EXTRACTED INFORMATION Start Marker

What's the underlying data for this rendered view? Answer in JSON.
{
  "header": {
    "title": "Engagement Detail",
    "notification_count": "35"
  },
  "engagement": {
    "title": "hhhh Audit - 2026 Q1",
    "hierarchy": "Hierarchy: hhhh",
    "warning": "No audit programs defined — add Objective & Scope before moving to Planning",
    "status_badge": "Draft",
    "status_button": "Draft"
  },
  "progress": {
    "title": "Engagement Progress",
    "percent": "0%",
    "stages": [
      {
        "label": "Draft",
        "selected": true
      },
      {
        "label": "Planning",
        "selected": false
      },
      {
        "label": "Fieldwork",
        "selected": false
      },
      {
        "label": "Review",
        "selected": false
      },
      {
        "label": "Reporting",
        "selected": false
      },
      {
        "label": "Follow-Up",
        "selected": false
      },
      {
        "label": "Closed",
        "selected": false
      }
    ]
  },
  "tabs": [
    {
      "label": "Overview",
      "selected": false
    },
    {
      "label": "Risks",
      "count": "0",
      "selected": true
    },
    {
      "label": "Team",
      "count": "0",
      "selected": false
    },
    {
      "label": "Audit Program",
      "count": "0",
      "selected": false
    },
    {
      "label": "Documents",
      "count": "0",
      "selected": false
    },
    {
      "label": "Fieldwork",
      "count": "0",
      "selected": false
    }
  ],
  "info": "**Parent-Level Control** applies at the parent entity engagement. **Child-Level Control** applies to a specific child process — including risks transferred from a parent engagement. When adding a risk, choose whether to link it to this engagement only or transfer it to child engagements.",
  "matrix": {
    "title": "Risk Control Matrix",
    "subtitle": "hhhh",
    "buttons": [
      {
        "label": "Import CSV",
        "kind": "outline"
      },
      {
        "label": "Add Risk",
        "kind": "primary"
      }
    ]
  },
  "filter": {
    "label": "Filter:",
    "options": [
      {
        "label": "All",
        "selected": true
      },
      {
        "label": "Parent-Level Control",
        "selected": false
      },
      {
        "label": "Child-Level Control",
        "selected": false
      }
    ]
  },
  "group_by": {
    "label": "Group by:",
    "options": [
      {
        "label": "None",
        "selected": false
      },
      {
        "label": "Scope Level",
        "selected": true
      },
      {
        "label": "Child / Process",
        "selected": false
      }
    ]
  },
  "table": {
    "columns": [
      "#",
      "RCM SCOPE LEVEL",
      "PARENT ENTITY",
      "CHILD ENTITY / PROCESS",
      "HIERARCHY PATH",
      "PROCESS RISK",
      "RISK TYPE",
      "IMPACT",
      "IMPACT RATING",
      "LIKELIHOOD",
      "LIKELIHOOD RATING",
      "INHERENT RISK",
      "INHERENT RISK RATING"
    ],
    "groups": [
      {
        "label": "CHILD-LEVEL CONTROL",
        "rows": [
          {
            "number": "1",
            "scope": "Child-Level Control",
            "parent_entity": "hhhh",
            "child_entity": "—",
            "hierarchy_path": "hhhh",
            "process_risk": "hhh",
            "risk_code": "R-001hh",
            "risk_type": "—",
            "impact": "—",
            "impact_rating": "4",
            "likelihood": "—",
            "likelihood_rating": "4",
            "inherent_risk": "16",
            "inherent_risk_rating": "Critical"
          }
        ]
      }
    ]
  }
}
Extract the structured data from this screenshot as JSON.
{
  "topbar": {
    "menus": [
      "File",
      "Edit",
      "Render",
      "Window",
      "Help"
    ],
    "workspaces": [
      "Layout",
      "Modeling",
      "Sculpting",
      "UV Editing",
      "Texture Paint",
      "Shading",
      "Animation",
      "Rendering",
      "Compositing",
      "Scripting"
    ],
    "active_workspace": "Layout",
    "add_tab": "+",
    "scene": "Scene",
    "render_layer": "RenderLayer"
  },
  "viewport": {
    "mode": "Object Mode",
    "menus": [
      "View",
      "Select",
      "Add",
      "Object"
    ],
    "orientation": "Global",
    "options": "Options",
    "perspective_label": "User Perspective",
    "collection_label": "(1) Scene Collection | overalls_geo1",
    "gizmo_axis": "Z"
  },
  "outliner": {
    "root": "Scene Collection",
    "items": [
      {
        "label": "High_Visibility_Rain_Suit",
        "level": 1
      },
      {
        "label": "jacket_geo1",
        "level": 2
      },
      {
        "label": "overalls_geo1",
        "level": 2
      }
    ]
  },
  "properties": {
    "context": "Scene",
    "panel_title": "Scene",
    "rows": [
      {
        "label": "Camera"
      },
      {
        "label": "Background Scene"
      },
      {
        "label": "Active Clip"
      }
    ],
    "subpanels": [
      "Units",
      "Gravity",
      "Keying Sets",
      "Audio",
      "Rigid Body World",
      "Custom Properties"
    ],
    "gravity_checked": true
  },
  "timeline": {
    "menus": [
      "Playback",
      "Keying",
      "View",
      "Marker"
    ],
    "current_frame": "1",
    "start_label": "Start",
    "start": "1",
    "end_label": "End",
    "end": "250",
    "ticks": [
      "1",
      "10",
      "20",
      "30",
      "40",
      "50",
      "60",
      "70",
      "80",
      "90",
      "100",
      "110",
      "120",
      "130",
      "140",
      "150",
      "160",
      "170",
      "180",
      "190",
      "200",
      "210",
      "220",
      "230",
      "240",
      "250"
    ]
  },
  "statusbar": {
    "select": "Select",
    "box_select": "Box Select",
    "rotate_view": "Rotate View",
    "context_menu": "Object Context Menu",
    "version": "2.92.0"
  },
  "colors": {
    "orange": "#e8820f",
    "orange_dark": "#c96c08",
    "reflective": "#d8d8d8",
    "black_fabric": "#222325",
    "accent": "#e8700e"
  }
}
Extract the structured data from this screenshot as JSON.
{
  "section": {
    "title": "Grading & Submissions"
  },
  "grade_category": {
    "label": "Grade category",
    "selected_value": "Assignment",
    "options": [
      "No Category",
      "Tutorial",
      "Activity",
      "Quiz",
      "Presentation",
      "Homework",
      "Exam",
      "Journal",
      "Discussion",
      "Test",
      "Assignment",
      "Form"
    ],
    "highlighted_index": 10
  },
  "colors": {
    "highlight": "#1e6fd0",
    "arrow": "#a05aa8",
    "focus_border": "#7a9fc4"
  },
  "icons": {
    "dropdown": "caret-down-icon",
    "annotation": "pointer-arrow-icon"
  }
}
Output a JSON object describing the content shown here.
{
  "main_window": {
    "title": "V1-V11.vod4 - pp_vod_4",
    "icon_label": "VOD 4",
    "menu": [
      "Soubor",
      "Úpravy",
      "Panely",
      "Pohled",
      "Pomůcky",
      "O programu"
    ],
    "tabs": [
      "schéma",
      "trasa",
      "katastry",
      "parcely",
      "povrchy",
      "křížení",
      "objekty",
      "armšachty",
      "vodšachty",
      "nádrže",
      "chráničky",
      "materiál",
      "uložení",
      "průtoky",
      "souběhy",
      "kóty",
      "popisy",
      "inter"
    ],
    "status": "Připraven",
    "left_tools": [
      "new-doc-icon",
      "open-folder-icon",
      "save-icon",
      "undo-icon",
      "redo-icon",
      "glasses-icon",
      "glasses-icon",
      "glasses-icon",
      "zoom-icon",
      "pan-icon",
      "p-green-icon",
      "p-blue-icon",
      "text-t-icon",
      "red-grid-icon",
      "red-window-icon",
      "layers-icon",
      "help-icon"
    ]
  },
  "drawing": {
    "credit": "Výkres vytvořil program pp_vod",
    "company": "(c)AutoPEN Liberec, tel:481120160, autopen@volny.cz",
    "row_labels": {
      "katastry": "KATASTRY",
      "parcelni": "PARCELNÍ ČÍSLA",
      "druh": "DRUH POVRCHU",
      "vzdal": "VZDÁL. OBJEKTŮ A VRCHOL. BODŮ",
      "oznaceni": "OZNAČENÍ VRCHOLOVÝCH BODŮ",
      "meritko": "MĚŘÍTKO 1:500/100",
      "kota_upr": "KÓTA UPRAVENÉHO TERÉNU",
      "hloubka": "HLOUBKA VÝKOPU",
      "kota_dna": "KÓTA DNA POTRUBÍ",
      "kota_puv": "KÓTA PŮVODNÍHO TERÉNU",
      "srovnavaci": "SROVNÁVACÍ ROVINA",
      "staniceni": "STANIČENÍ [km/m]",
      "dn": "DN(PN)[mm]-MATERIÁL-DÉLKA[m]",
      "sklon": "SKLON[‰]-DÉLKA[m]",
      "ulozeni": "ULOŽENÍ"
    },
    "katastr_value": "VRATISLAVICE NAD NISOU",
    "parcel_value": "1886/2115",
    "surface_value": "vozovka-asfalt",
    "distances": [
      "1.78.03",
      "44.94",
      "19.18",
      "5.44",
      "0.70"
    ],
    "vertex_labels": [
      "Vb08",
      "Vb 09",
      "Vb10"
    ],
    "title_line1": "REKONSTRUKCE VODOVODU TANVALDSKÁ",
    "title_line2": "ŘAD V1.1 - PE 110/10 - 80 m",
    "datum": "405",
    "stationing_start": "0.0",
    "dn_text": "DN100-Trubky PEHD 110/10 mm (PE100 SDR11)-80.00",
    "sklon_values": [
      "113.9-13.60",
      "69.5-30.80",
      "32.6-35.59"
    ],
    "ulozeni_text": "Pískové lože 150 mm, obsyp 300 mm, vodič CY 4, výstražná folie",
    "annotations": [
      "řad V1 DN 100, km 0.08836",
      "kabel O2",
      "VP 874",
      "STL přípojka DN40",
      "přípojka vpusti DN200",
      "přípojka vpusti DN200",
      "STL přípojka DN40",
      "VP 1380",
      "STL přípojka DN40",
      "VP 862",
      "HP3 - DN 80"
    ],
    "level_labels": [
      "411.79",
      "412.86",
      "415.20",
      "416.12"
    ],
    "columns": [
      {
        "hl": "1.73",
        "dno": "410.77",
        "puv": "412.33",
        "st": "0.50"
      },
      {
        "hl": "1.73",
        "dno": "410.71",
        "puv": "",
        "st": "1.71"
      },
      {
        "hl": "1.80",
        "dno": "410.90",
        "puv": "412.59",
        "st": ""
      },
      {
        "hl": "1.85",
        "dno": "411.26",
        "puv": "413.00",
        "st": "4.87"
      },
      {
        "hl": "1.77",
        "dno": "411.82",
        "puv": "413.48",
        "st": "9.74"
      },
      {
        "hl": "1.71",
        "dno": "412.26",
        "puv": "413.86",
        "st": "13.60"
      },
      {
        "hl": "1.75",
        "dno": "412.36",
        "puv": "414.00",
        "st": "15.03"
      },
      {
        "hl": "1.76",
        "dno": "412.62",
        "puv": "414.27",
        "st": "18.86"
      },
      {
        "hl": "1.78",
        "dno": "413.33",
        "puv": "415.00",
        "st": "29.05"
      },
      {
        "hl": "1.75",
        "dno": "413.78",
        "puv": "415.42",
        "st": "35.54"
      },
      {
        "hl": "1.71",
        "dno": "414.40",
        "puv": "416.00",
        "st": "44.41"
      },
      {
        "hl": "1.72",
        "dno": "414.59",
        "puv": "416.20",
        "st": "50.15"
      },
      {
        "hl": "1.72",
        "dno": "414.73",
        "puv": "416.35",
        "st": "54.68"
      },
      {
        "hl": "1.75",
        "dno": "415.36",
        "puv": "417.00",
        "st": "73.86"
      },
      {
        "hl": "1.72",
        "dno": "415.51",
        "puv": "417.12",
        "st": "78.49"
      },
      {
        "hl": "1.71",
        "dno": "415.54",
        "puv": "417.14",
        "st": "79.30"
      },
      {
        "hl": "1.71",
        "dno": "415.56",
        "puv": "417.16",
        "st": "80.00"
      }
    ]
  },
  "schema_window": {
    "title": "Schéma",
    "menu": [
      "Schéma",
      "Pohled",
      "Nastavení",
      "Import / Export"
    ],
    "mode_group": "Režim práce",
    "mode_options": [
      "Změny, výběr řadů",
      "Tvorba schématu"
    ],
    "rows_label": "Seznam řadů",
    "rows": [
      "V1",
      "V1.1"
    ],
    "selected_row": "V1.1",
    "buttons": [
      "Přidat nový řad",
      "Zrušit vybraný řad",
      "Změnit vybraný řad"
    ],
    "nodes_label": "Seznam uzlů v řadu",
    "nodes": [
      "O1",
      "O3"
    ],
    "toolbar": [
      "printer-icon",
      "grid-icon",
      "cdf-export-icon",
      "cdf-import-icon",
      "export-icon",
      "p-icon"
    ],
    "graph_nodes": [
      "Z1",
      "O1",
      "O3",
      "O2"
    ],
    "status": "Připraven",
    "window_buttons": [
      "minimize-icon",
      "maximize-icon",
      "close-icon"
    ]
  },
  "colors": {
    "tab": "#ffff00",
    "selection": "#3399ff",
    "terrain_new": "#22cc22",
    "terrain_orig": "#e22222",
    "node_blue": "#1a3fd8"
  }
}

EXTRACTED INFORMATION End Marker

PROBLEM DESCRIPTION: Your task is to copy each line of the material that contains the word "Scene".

TASK RESPONSE:
    "scene": "Scene",
    "collection_label": "(1) Scene Collection | overalls_geo1",
    "root": "Scene Collection",
    "context": "Scene",
    "panel_title": "Scene",
        "label": "Background Scene"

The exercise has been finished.